I spoke with Pauline on Thursday, 21 March, just two days after the new policy was released, and Pauline said she already had a military mom contact her about the policy.
Pauline described how Mother’s Milk Bank typically does business. She told me, “Typically, a prescription is for about 24oz per day for a specific number of days, weeks, months. Best way to do this provide about 1-1.5 weeks worth of milk in the first shipment. Then it’ll up to about 2 weeks of milk because sometimes families freezers cannot hold that much milk. If prescription is for 24oz per day but baby only takes 8oz per day, they will work with us to keep ordering milk until prescription is exhausted. Avoids families hoarding milk then having to dump.”
I asked where she ships to, and, as you can guess from the C-17 pallet above, she said they ship anywhere and only ship overnight express. And they are a fast turn-around too. Pauline said “if the prescription comes Monday through Thursday, family will get milk the next morning.” She said that Mother’s Milk Bank, and all HMBANA banks for that matter, have a priority list and milk distribution flows (ha, pun intended) in accordance with the priority list.

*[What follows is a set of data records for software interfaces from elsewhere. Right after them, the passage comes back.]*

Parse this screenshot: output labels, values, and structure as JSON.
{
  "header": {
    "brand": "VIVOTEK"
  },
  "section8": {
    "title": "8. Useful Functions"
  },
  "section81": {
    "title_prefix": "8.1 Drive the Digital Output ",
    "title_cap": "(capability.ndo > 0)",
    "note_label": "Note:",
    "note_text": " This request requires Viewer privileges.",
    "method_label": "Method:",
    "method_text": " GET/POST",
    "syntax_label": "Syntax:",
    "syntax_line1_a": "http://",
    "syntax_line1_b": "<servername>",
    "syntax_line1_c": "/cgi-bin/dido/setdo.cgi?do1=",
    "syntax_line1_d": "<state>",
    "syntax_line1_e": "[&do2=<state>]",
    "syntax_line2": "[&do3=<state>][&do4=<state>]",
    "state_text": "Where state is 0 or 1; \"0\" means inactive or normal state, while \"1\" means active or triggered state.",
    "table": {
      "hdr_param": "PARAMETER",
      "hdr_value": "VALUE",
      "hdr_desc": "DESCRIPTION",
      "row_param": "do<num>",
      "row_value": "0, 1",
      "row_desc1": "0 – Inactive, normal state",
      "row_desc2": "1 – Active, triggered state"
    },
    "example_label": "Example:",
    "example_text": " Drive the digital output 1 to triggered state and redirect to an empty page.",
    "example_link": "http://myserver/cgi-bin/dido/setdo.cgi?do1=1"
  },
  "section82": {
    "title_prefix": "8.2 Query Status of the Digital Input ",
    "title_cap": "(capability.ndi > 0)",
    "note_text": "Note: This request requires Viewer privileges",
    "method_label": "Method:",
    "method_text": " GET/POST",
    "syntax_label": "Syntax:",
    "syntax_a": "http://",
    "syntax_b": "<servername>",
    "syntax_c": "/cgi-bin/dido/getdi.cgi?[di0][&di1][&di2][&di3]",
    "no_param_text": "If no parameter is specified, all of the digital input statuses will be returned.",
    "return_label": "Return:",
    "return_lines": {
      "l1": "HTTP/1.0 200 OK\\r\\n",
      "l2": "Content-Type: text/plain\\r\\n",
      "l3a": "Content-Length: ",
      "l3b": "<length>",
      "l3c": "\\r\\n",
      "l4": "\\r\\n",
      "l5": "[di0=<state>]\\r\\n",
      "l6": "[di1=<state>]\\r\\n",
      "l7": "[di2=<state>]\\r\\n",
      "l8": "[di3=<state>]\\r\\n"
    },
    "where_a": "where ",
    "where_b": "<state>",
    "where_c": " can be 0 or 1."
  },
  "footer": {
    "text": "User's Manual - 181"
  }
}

Another amazing thing about Mother’s Milk Bank is their cost. This bank is able to provide BDM at $3.75 per ounce, which is a very low price. Pauline said they can afford to do this because of the awesome donors who provide such a tremendous volume of donated breastmilk. If their volume decreases, she indicated the price would have to go up.
You may recall from above how this process works from the TRICARE side, but Pauline also briefly described how receipt of BDM works from her side. She confirmed a family needs a prescription, their name and phone/email of family member to confirm address, will be asking for ID (tricare information), then make arrangements to ship. It’s a very simple process and it’s almost completely initiated from their website: www.mothersmilk.org/receive-milk.
Donating milk to Mother’s Milk Bank
Feeling inspired by this? Looking to become a breastmilk donor? If you are interested in donating breastmilk to Mother’s Milk Bank, first and foremost, God bless you. Seriously. You are amazing for even considering this. What a gift you are able to provide and thank you so much for thinking about this.
For those of us in Southern California, BreastfeedLA has a great webpage that describes milk depots and provides information about the four main, accredited depots in our area.
The first thing you’ll need to do is call on the toll-free number (1-877-375-6645) to make sure you qualify as a donor. Then a questionnaire will be emailed, faxed, or mailed for you to complete regarding your medical history. Finally, after your forms are approved, a free, small blood test will be needed for final approval. Once you’re approved and cleared to be a donor, Mother’s Milk Bank will provide you with free temperature-controlled shipping to the depots/facility, as well as providing you with free milk storage bags. Seriously, once you’re approved, there is no financial cost to your breastmilk donation! Visit Mother’s Milk Bank’s donor information page for more details.
As I close out this article and this research, I want to wholeheartedly thank Pauline and her staff for all of the work they do for this effort. I am so glad to be connected with her and Mother’s Milk Bank. Look for some potential events in the future that highlight military families and Banked Donor Milk!
I could not be more thrilled about this chance in TRICARE’s policy. There are several other changes I’d love to see (ahem, doula coverage!), but I’m just so excited to see this as a covered benefit. It may be a bit challenging over the next couple of months as TRICARE tries to get settled, but give it time and patience (and possibly repeat claims submissions) and it’ll happen.
I have a good feeling about this!
Kari Haravitch PCD(DONA)